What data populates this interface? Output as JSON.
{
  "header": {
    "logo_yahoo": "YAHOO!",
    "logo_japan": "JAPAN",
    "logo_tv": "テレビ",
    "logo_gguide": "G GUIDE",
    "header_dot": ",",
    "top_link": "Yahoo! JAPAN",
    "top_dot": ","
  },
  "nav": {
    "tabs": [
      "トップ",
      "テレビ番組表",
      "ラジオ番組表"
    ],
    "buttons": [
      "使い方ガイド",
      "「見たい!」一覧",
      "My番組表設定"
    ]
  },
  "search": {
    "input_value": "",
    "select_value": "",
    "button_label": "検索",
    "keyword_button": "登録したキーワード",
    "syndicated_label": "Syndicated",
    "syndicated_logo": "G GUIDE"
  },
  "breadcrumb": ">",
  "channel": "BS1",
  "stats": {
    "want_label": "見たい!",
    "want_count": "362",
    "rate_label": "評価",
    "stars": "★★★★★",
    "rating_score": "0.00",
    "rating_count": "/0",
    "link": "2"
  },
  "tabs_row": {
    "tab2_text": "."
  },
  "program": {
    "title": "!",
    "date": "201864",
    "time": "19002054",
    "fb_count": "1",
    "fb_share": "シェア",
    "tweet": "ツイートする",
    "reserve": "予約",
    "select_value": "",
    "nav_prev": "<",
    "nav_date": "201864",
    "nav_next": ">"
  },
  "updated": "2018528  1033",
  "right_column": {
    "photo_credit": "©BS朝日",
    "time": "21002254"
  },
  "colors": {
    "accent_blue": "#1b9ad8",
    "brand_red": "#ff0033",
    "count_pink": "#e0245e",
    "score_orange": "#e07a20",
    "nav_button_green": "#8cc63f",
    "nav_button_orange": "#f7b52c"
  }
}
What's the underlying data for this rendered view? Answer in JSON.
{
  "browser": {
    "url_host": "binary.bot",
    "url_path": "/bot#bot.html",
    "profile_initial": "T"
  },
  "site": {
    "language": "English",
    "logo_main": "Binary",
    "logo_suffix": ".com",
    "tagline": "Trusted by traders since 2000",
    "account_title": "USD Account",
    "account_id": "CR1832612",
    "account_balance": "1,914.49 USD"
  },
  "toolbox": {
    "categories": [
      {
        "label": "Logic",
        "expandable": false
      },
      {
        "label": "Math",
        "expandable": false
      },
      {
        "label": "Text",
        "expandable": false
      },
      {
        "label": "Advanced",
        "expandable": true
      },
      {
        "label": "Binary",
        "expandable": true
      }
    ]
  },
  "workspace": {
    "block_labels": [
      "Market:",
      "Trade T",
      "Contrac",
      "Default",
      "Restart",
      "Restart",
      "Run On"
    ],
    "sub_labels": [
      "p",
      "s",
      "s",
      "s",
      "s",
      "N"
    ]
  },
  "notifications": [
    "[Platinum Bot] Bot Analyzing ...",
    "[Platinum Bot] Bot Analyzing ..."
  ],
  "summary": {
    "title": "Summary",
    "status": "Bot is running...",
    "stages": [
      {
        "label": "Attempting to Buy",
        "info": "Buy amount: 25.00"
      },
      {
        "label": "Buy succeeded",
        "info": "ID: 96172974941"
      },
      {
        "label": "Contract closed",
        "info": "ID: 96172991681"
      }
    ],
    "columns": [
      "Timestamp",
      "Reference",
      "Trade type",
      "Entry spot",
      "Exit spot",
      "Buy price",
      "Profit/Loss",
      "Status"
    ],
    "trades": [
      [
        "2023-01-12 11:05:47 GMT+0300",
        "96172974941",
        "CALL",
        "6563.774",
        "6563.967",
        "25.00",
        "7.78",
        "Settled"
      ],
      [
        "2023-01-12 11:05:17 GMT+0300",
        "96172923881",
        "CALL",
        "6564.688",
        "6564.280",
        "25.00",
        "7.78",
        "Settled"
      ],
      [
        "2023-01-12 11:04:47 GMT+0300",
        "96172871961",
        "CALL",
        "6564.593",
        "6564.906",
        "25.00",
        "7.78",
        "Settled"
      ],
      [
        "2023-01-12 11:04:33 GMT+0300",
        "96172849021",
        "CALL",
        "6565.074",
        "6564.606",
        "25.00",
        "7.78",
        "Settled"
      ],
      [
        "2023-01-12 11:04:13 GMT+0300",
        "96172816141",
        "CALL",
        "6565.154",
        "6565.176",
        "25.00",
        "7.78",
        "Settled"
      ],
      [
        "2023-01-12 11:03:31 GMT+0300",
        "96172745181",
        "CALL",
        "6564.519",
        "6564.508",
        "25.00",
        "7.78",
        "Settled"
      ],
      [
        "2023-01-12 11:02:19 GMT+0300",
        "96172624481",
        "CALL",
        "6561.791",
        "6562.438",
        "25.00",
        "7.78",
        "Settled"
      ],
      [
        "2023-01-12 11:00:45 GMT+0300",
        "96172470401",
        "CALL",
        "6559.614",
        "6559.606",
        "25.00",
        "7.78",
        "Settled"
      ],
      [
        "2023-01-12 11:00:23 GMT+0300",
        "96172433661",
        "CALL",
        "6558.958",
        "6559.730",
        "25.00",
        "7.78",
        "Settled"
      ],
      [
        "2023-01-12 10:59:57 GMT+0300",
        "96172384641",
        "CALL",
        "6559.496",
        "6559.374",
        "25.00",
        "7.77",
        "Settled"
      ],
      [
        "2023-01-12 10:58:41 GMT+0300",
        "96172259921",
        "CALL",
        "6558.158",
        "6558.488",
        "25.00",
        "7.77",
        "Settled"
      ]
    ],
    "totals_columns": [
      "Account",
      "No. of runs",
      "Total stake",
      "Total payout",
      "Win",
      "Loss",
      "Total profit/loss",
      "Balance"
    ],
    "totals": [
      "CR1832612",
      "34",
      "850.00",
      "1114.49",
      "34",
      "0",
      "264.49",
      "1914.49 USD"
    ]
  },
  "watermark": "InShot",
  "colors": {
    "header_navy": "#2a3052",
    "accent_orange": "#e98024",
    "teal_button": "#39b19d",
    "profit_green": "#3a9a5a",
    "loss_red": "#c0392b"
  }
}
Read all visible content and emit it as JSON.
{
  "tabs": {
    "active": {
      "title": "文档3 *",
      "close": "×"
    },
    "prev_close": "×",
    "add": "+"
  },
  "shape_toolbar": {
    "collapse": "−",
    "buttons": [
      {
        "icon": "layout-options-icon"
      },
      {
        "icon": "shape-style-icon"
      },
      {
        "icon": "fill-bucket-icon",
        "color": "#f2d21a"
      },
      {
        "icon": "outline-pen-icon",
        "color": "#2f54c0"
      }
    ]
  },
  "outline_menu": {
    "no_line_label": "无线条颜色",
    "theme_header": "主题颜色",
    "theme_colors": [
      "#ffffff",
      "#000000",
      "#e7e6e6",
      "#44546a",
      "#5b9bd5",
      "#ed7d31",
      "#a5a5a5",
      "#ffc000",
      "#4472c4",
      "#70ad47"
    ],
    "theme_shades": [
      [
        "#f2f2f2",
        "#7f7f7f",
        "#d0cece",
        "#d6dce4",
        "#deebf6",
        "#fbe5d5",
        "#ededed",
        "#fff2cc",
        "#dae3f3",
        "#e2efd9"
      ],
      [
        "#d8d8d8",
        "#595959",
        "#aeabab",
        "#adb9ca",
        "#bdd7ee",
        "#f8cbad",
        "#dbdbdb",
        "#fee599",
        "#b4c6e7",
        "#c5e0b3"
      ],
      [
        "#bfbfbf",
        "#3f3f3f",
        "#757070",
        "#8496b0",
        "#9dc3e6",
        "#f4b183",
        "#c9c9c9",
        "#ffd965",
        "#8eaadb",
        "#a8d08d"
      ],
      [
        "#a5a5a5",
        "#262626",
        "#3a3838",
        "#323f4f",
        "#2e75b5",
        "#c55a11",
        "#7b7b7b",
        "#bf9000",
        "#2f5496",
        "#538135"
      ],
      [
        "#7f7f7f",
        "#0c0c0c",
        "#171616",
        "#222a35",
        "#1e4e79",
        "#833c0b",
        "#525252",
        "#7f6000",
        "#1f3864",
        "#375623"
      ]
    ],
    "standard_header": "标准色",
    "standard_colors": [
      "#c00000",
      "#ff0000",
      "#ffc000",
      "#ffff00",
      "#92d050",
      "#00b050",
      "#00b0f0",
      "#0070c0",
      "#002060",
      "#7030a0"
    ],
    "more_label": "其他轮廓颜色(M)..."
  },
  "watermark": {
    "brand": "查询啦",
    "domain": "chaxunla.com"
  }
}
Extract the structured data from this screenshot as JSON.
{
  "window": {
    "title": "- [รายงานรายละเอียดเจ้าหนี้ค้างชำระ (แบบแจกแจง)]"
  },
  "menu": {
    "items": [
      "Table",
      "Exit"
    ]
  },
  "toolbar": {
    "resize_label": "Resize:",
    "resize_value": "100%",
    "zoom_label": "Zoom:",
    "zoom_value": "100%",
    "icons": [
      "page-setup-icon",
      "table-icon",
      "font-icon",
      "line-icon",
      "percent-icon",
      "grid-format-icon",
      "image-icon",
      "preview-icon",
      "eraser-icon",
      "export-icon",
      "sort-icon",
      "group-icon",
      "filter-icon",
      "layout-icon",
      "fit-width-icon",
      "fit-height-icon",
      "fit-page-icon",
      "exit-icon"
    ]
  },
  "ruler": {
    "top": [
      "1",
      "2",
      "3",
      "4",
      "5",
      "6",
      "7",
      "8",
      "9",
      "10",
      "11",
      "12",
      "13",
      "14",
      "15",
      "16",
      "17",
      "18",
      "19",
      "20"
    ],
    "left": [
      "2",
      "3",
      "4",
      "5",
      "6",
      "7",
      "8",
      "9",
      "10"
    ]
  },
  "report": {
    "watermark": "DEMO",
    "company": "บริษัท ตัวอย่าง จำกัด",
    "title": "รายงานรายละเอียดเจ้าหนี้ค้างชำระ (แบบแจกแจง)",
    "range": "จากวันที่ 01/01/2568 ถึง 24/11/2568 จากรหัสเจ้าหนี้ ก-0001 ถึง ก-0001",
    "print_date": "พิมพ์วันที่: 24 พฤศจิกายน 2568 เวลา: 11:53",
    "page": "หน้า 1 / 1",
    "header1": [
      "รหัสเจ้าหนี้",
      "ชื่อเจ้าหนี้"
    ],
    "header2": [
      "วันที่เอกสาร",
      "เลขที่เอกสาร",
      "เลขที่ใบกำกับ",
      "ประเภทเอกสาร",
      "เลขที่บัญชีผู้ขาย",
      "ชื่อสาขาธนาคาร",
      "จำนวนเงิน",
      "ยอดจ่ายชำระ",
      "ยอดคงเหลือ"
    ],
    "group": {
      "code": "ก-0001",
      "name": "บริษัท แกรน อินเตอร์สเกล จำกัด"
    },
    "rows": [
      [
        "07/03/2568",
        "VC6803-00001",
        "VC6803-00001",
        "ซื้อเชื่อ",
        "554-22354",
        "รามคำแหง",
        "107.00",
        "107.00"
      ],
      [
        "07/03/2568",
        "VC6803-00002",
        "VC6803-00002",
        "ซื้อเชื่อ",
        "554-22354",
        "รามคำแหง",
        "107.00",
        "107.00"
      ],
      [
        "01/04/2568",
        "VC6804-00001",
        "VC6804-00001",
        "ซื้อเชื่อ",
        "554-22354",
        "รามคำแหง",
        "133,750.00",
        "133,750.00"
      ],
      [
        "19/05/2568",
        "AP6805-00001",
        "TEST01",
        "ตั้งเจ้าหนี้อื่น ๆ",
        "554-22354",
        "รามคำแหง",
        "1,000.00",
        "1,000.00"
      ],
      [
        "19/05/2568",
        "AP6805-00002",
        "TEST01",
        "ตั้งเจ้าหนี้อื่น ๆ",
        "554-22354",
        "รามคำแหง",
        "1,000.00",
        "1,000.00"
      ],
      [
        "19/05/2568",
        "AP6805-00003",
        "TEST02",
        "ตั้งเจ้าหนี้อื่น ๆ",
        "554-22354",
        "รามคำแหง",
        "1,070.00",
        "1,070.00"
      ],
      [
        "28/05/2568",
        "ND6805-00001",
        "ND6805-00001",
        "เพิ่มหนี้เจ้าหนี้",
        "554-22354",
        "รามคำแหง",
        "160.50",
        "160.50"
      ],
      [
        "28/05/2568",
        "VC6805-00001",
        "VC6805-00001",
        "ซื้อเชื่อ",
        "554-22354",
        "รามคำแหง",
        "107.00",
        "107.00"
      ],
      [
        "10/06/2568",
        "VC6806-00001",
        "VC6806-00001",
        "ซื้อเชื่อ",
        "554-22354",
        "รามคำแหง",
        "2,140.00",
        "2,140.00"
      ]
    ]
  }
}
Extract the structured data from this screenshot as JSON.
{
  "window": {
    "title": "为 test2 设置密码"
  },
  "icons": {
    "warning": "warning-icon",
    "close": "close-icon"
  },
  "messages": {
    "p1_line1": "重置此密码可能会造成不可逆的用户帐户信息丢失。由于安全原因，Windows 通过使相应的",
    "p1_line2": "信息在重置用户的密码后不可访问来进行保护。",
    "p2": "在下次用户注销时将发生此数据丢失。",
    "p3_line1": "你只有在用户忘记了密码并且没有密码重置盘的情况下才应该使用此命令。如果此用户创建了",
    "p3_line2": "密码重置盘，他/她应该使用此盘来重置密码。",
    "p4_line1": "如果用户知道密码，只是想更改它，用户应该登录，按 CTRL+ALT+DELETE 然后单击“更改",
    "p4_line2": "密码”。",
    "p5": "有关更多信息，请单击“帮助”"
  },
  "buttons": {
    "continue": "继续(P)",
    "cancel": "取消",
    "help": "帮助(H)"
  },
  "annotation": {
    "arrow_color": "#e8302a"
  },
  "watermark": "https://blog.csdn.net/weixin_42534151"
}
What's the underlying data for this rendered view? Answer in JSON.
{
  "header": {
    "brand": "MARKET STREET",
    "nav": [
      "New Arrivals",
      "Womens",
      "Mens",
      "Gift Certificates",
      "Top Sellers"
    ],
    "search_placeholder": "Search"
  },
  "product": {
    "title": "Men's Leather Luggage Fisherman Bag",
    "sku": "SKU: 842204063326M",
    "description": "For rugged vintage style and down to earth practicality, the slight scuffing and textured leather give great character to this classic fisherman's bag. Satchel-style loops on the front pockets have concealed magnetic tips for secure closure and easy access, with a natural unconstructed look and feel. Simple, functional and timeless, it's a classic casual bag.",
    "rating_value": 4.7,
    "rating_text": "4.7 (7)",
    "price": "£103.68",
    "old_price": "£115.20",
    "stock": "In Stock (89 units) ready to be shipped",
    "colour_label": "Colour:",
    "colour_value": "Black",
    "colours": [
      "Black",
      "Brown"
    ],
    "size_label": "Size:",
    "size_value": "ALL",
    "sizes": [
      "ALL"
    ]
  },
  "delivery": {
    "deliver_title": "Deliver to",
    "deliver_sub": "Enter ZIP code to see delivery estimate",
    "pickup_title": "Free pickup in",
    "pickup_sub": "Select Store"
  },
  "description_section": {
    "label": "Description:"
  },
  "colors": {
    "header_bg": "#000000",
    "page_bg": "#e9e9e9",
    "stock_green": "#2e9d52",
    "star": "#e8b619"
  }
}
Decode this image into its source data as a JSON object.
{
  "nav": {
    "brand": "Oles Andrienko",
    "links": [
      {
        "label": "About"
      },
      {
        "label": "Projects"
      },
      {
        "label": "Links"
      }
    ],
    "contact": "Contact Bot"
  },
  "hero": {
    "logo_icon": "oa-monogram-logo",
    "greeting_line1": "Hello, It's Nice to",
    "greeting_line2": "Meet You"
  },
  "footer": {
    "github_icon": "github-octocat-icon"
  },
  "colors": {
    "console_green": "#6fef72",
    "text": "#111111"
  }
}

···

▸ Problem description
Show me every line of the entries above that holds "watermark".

▸ Output for this task
  "watermark": "InShot",
  "watermark": {
    "watermark": "DEMO",
  "watermark": "https://blog.csdn.net/weixin_42534151"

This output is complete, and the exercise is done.